    Third, I forgot to get the mailing boxes and envelopes while I was out! Totally a "brain fart" moment...lots of air in there, no thought! I had them on the oh-so-carefully thought out and written shopping list byt then I, o course, let the darn list at home!!!

    So...yard sale is postponed for a day or two while I get everything back in line here.

    Wednesday, August 4, 2010


    We have all heard of different mentoring programs...experienced mothers mentoring young first time mothers, successful businessmen mentoring high school students to help them succeed, etc.
    I am proposing a new mentoring program; a Survivalist mentoring program!
    Yes, we have all belonged to forums and such where we posted advice, etc for folks. A lot of us (including me and many of my dear readers) have blogs where we dispense advice, tips, etc to any and all that wish to read.

    What I am proposing is that each and every person that reads this finds one person, just one, that has little or no experience at the skills/knowledge you already have (that are survival oriented) and teach them a few.
    Now, at age 53, I have a wee bit of knowledge. After having a *passel o' kids*, I have a few more skills. After having raised gardens and canned/dehydrated/preserved their bounty, raised livestock and hunted game (and butchered same) to feed my family, plus worked myriad jobs to support my family---I realize I have quite a few skills and some knowledge that can help others.

    I may not be able to wander hither and yon finding someone to mentor, but I can mentor through this blog.
    I suggest other experienced homesteaders and survivalists do the same.

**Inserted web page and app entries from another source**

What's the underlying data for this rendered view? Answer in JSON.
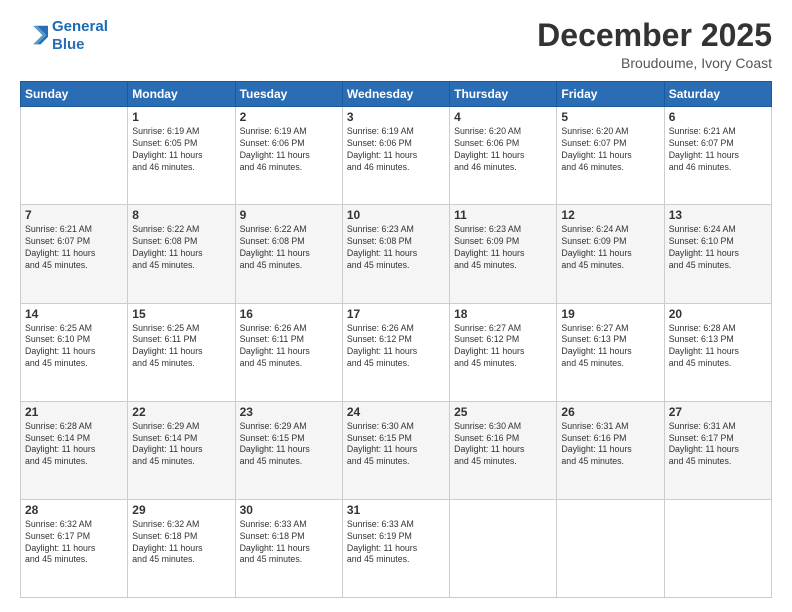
{
  "header": {
    "logo_line1": "General",
    "logo_line2": "Blue",
    "month": "December 2025",
    "location": "Broudoume, Ivory Coast"
  },
  "weekdays": [
    "Sunday",
    "Monday",
    "Tuesday",
    "Wednesday",
    "Thursday",
    "Friday",
    "Saturday"
  ],
  "weeks": [
    [
      {
        "day": "",
        "info": ""
      },
      {
        "day": "1",
        "info": "Sunrise: 6:19 AM\nSunset: 6:05 PM\nDaylight: 11 hours\nand 46 minutes."
      },
      {
        "day": "2",
        "info": "Sunrise: 6:19 AM\nSunset: 6:06 PM\nDaylight: 11 hours\nand 46 minutes."
      },
      {
        "day": "3",
        "info": "Sunrise: 6:19 AM\nSunset: 6:06 PM\nDaylight: 11 hours\nand 46 minutes."
      },
      {
        "day": "4",
        "info": "Sunrise: 6:20 AM\nSunset: 6:06 PM\nDaylight: 11 hours\nand 46 minutes."
      },
      {
        "day": "5",
        "info": "Sunrise: 6:20 AM\nSunset: 6:07 PM\nDaylight: 11 hours\nand 46 minutes."
      },
      {
        "day": "6",
        "info": "Sunrise: 6:21 AM\nSunset: 6:07 PM\nDaylight: 11 hours\nand 46 minutes."
      }
    ],
    [
      {
        "day": "7",
        "info": "Sunrise: 6:21 AM\nSunset: 6:07 PM\nDaylight: 11 hours\nand 45 minutes."
      },
      {
        "day": "8",
        "info": "Sunrise: 6:22 AM\nSunset: 6:08 PM\nDaylight: 11 hours\nand 45 minutes."
      },
      {
        "day": "9",
        "info": "Sunrise: 6:22 AM\nSunset: 6:08 PM\nDaylight: 11 hours\nand 45 minutes."
      },
      {
        "day": "10",
        "info": "Sunrise: 6:23 AM\nSunset: 6:08 PM\nDaylight: 11 hours\nand 45 minutes."
      },
      {
        "day": "11",
        "info": "Sunrise: 6:23 AM\nSunset: 6:09 PM\nDaylight: 11 hours\nand 45 minutes."
      },
      {
        "day": "12",
        "info": "Sunrise: 6:24 AM\nSunset: 6:09 PM\nDaylight: 11 hours\nand 45 minutes."
      },
      {
        "day": "13",
        "info": "Sunrise: 6:24 AM\nSunset: 6:10 PM\nDaylight: 11 hours\nand 45 minutes."
      }
    ],
    [
      {
        "day": "14",
        "info": "Sunrise: 6:25 AM\nSunset: 6:10 PM\nDaylight: 11 hours\nand 45 minutes."
      },
      {
        "day": "15",
        "info": "Sunrise: 6:25 AM\nSunset: 6:11 PM\nDaylight: 11 hours\nand 45 minutes."
      },
      {
        "day": "16",
        "info": "Sunrise: 6:26 AM\nSunset: 6:11 PM\nDaylight: 11 hours\nand 45 minutes."
      },
      {
        "day": "17",
        "info": "Sunrise: 6:26 AM\nSunset: 6:12 PM\nDaylight: 11 hours\nand 45 minutes."
      },
      {
        "day": "18",
        "info": "Sunrise: 6:27 AM\nSunset: 6:12 PM\nDaylight: 11 hours\nand 45 minutes."
      },
      {
        "day": "19",
        "info": "Sunrise: 6:27 AM\nSunset: 6:13 PM\nDaylight: 11 hours\nand 45 minutes."
      },
      {
        "day": "20",
        "info": "Sunrise: 6:28 AM\nSunset: 6:13 PM\nDaylight: 11 hours\nand 45 minutes."
      }
    ],
    [
      {
        "day": "21",
        "info": "Sunrise: 6:28 AM\nSunset: 6:14 PM\nDaylight: 11 hours\nand 45 minutes."
      },
      {
        "day": "22",
        "info": "Sunrise: 6:29 AM\nSunset: 6:14 PM\nDaylight: 11 hours\nand 45 minutes."
      },
      {
        "day": "23",
        "info": "Sunrise: 6:29 AM\nSunset: 6:15 PM\nDaylight: 11 hours\nand 45 minutes."
      },
      {
        "day": "24",
        "info": "Sunrise: 6:30 AM\nSunset: 6:15 PM\nDaylight: 11 hours\nand 45 minutes."
      },
      {
        "day": "25",
        "info": "Sunrise: 6:30 AM\nSunset: 6:16 PM\nDaylight: 11 hours\nand 45 minutes."
      },
      {
        "day": "26",
        "info": "Sunrise: 6:31 AM\nSunset: 6:16 PM\nDaylight: 11 hours\nand 45 minutes."
      },
      {
        "day": "27",
        "info": "Sunrise: 6:31 AM\nSunset: 6:17 PM\nDaylight: 11 hours\nand 45 minutes."
      }
    ],
    [
      {
        "day": "28",
        "info": "Sunrise: 6:32 AM\nSunset: 6:17 PM\nDaylight: 11 hours\nand 45 minutes."
      },
      {
        "day": "29",
        "info": "Sunrise: 6:32 AM\nSunset: 6:18 PM\nDaylight: 11 hours\nand 45 minutes."
      },
      {
        "day": "30",
        "info": "Sunrise: 6:33 AM\nSunset: 6:18 PM\nDaylight: 11 hours\nand 45 minutes."
      },
      {
        "day": "31",
        "info": "Sunrise: 6:33 AM\nSunset: 6:19 PM\nDaylight: 11 hours\nand 45 minutes."
      },
      {
        "day": "",
        "info": ""
      },
      {
        "day": "",
        "info": ""
      },
      {
        "day": "",
        "info": ""
      }
    ]
  ]
}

    It is not like the old days, where you went to see the village elders to get advice on how and when to plant, how to treat a sick goat or what was the best way to thatch a roof...
    In our electronic age, you can look up the majority of things you need to know in just a few minutes online.
    What is missing is a personal touch.
    Women, especially, need another woman they can count on , talk to, ask questions of, without fear of ridicule or embarrassment. (Sorry, guys, but sometimes the male version of this involves arm punching, horrible jokes and calling each other names. I know, it's a *guy thing* and you rough creatures are welcome to it!)

    I think the reasons I see mentoring in the homesteader/survivalist community as a good thing are:
    The better equipped others are, the less help they will need later on.
    Passing on knowledge to a younger generation will keep that knowledge alive for them to pass on.
    There are things you just can't learn from books!
    Networking increases our collective strength.

    So, here's the deal...if anyone has a question or needs suggestions/advice/etc on skills or knowledge in subjects I am pretty well versed on, send me a question!
    I have sorta picked out a person to mentor...even if it is from afar, and will help them as much as I am able,
    but will be happy to help anyone who has a question.

    Happy mentoring, all!